Raphael and Tamar’s marriage was, says Tai, a union of opposites: he was quietly solid, an instinctive intellectual, she was chatty, arty and passionate. Both were raised in Jewish families, Tamar in New York City and Raphael in Cape Town. Neither was a believer, but Judaism was culturally important to them and they met in Israel after both gravitated there in their teens.
It was the 1960s and the couple seemed to have been made for hippydom: in Tai’s photograph albums they smile out from under long, flower-strewn locks and gaze at one another as they strum guitars in their flared trousers. For a while they lived in a commune in Formentera, then Tamar got pregnant and they moved to London so she could give birth before heading back to the beach. In naming their son, they consulted the I-Ching, the book of changes, an ancient Chinese classic text, for inspiration: Tai means “peace approaching”.
Later, they returned to Britain where, now a family of four, they moved into a caravan in the grounds of the country-house headquarters of a philosophical commune, the School of Economic Science. “They were living the Sixties dream,” says Tai.
When he was five and his sister Tanyah was three, they moved to Great Milton in Oxfordshire, to the house in which, almost 40 years later, they would die. Raphael enrolled at Oxford University as a mature student of theology, working as a cleaner to make ends meet. Tamar worked as an occupational therapist before retraining as a counsellor. At some point in the midst of their busy, bookish, music-filled lives, they became aware of the campaign for assisted suicide and decided it was a cause they very much believed in. They joined several right-to-die organisations including Exit and Dignity in Dying, and Tai, by then in his 20s, realised what was in their minds. “They didn’t ever sit me down and spell it out, but there were plenty of comments here and there about the right to choose to die, and Mum made it very clear that if Dad decided to go, she was going too. She said life without him would be a life not worth living.”
At the time, though, it seemed unlikely that Raphael would die first. His mum, says Tai, was often ill: she had neuralgia, joint problems, arthritis and eventually diabetes. Her physical problems led to psychological issues such as anxiety; through it all, Raphael was her rock. It was obvious within the family that Tamar couldn’t live without Raphael, but no one imagined she would ever have to.
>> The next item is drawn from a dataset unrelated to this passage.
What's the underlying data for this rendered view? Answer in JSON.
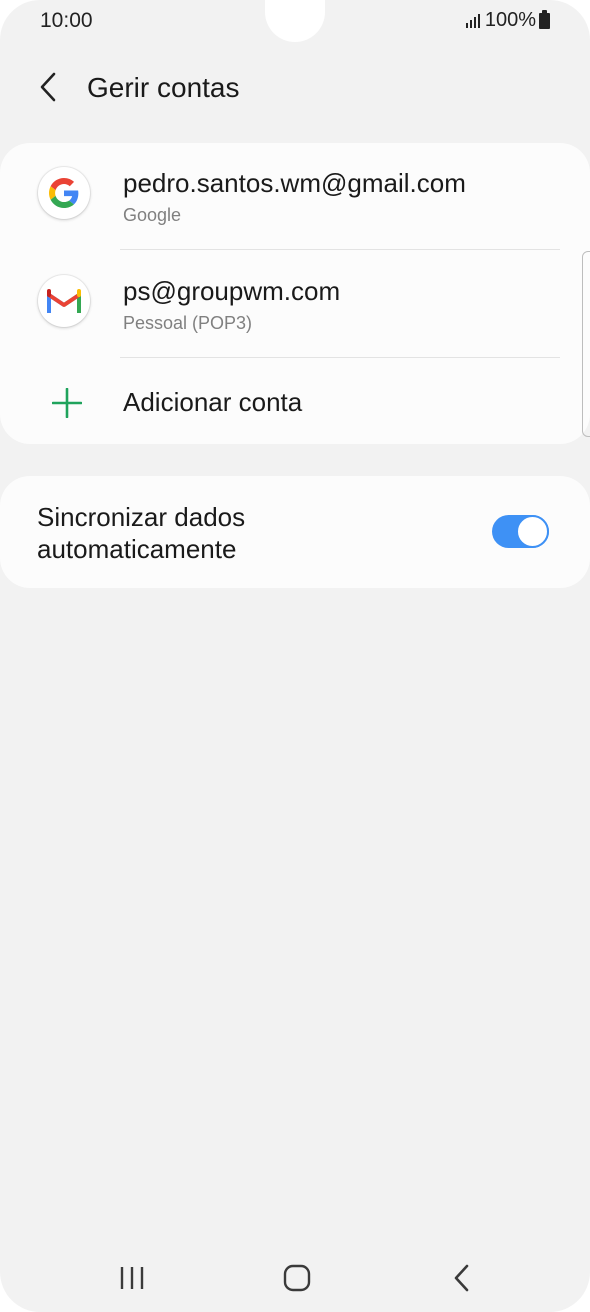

Then, in summer 2006, Raphael was diagnosed with a form of lymphoma called Waldenstrom’s Macroglobulinemia. Ever the researcher, he threw himself into finding out everything he could about this rare condition, even as the doctors hooked him up to chemotherapy drips. And as quickly as it had descended, the threat of illness seemed to lift: he rallied, and enjoyed three years of reasonably good health in which he and Tamar cruised on the Norwegian fjords and holidayed in the Lake District. “They knew they didn’t have forever and made every moment count,” says Tai.
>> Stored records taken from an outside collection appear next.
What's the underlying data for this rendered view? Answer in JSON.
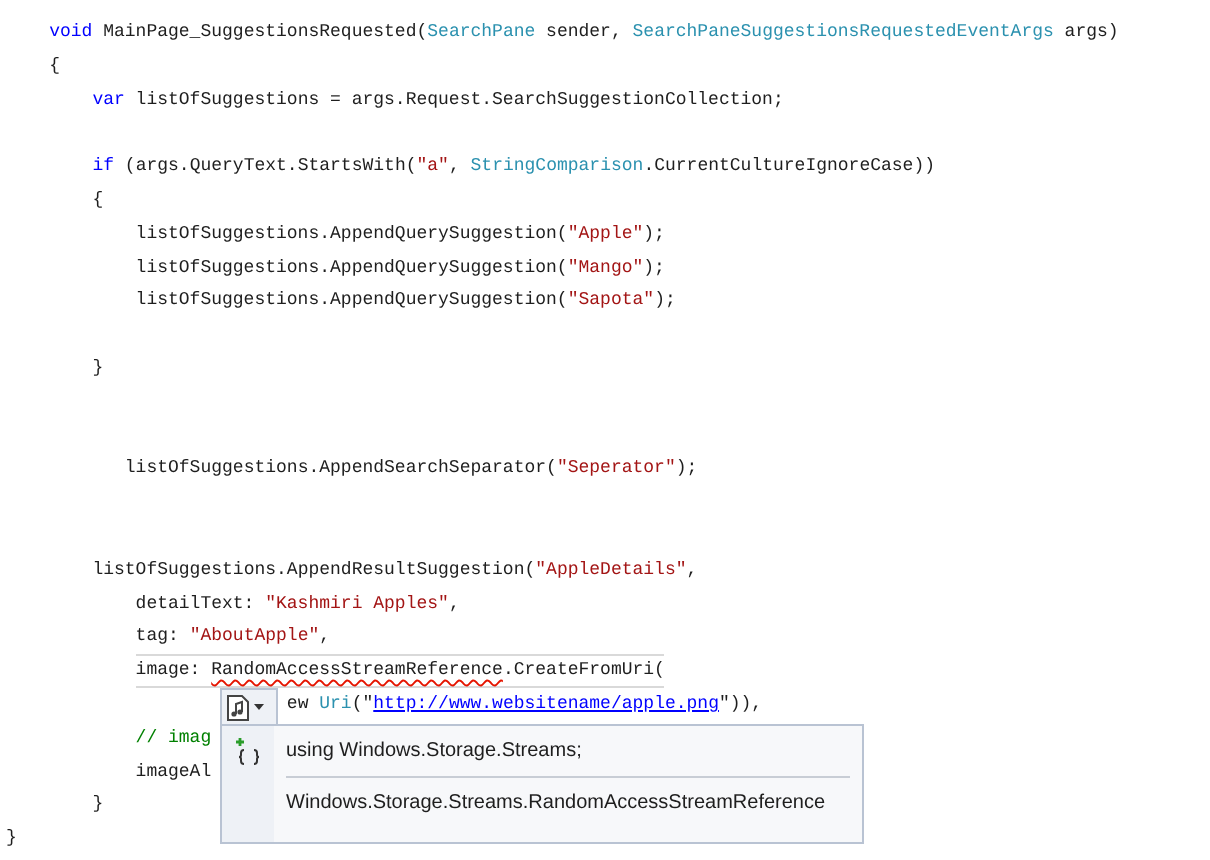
{
  "editor": {
    "lines": [
      {
        "kind": "code",
        "tokens": [
          {
            "kind": "keyword",
            "text": "    void"
          },
          {
            "kind": "plain",
            "text": " MainPage_SuggestionsRequested("
          },
          {
            "kind": "type",
            "text": "SearchPane"
          },
          {
            "kind": "plain",
            "text": " sender, "
          },
          {
            "kind": "type",
            "text": "SearchPaneSuggestionsRequestedEventArgs"
          },
          {
            "kind": "plain",
            "text": " args)"
          }
        ]
      },
      {
        "kind": "code",
        "tokens": [
          {
            "kind": "plain",
            "text": "    {"
          }
        ]
      },
      {
        "kind": "code",
        "tokens": [
          {
            "kind": "keyword",
            "text": "        var"
          },
          {
            "kind": "plain",
            "text": " listOfSuggestions = args.Request.SearchSuggestionCollection;"
          }
        ]
      },
      {
        "kind": "blank"
      },
      {
        "kind": "code",
        "tokens": [
          {
            "kind": "keyword",
            "text": "        if"
          },
          {
            "kind": "plain",
            "text": " (args.QueryText.StartsWith("
          },
          {
            "kind": "string",
            "text": "\"a\""
          },
          {
            "kind": "plain",
            "text": ", "
          },
          {
            "kind": "type",
            "text": "StringComparison"
          },
          {
            "kind": "plain",
            "text": ".CurrentCultureIgnoreCase))"
          }
        ]
      },
      {
        "kind": "code",
        "tokens": [
          {
            "kind": "plain",
            "text": "        {"
          }
        ]
      },
      {
        "kind": "code",
        "tokens": [
          {
            "kind": "plain",
            "text": "            listOfSuggestions.AppendQuerySuggestion("
          },
          {
            "kind": "string",
            "text": "\"Apple\""
          },
          {
            "kind": "plain",
            "text": ");"
          }
        ]
      },
      {
        "kind": "code",
        "tokens": [
          {
            "kind": "plain",
            "text": "            listOfSuggestions.AppendQuerySuggestion("
          },
          {
            "kind": "string",
            "text": "\"Mango\""
          },
          {
            "kind": "plain",
            "text": ");"
          }
        ]
      },
      {
        "kind": "code",
        "tokens": [
          {
            "kind": "plain",
            "text": "            listOfSuggestions.AppendQuerySuggestion("
          },
          {
            "kind": "string",
            "text": "\"Sapota\""
          },
          {
            "kind": "plain",
            "text": ");"
          }
        ]
      },
      {
        "kind": "blank"
      },
      {
        "kind": "code",
        "tokens": [
          {
            "kind": "plain",
            "text": "        }"
          }
        ]
      },
      {
        "kind": "blank"
      },
      {
        "kind": "blank"
      },
      {
        "kind": "code",
        "tokens": [
          {
            "kind": "plain",
            "text": "           listOfSuggestions.AppendSearchSeparator("
          },
          {
            "kind": "string",
            "text": "\"Seperator\""
          },
          {
            "kind": "plain",
            "text": ");"
          }
        ]
      },
      {
        "kind": "blank"
      },
      {
        "kind": "blank"
      },
      {
        "kind": "code",
        "tokens": [
          {
            "kind": "plain",
            "text": "        listOfSuggestions.AppendResultSuggestion("
          },
          {
            "kind": "string",
            "text": "\"AppleDetails\""
          },
          {
            "kind": "plain",
            "text": ","
          }
        ]
      },
      {
        "kind": "code",
        "tokens": [
          {
            "kind": "plain",
            "text": "            detailText: "
          },
          {
            "kind": "string",
            "text": "\"Kashmiri Apples\""
          },
          {
            "kind": "plain",
            "text": ","
          }
        ]
      },
      {
        "kind": "code",
        "tokens": [
          {
            "kind": "plain",
            "text": "            tag: "
          },
          {
            "kind": "string",
            "text": "\"AboutApple\""
          },
          {
            "kind": "plain",
            "text": ","
          }
        ]
      },
      {
        "kind": "code",
        "current": true,
        "tokens": [
          {
            "kind": "plain",
            "text": "            image: "
          },
          {
            "kind": "error",
            "text": "RandomAccessStreamReference"
          },
          {
            "kind": "plain",
            "text": ".CreateFromUri("
          }
        ]
      },
      {
        "kind": "code",
        "tokens": [
          {
            "kind": "plain",
            "text": "                          ew "
          },
          {
            "kind": "type",
            "text": "Uri"
          },
          {
            "kind": "plain",
            "text": "(\""
          },
          {
            "kind": "link",
            "text": "http://www.websitename/apple.png"
          },
          {
            "kind": "plain",
            "text": "\")),"
          }
        ]
      },
      {
        "kind": "code",
        "tokens": [
          {
            "kind": "comment",
            "text": "            // imag"
          }
        ]
      },
      {
        "kind": "code",
        "tokens": [
          {
            "kind": "plain",
            "text": "            imageAl"
          }
        ]
      },
      {
        "kind": "code",
        "tokens": [
          {
            "kind": "plain",
            "text": "        }"
          }
        ]
      },
      {
        "kind": "code",
        "tokens": [
          {
            "kind": "plain",
            "text": "}"
          }
        ]
      }
    ]
  },
  "quick_actions": {
    "items": [
      "using Windows.Storage.Streams;",
      "Windows.Storage.Streams.RandomAccessStreamReference"
    ]
  }
}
Everyone in the Altman family knew last summer would probably be Raphael and Tamar’s last; Tai and Sarah took the children to Oxford to see their grandparents and they have photographs of the couple sitting in their garden smiling at Hannah Rose and her brothers playing at their feet. Raphael hadn’t given up hope of a new drug or a treatment trial that could help to keep him alive, but he was now heavily involved in planning the end: Tai would receive email after email telling him which estate agent they should use to sell the house, where to find bank information, and which magazine subscriptions would need to be cancelled.
By: Joanna Moorhead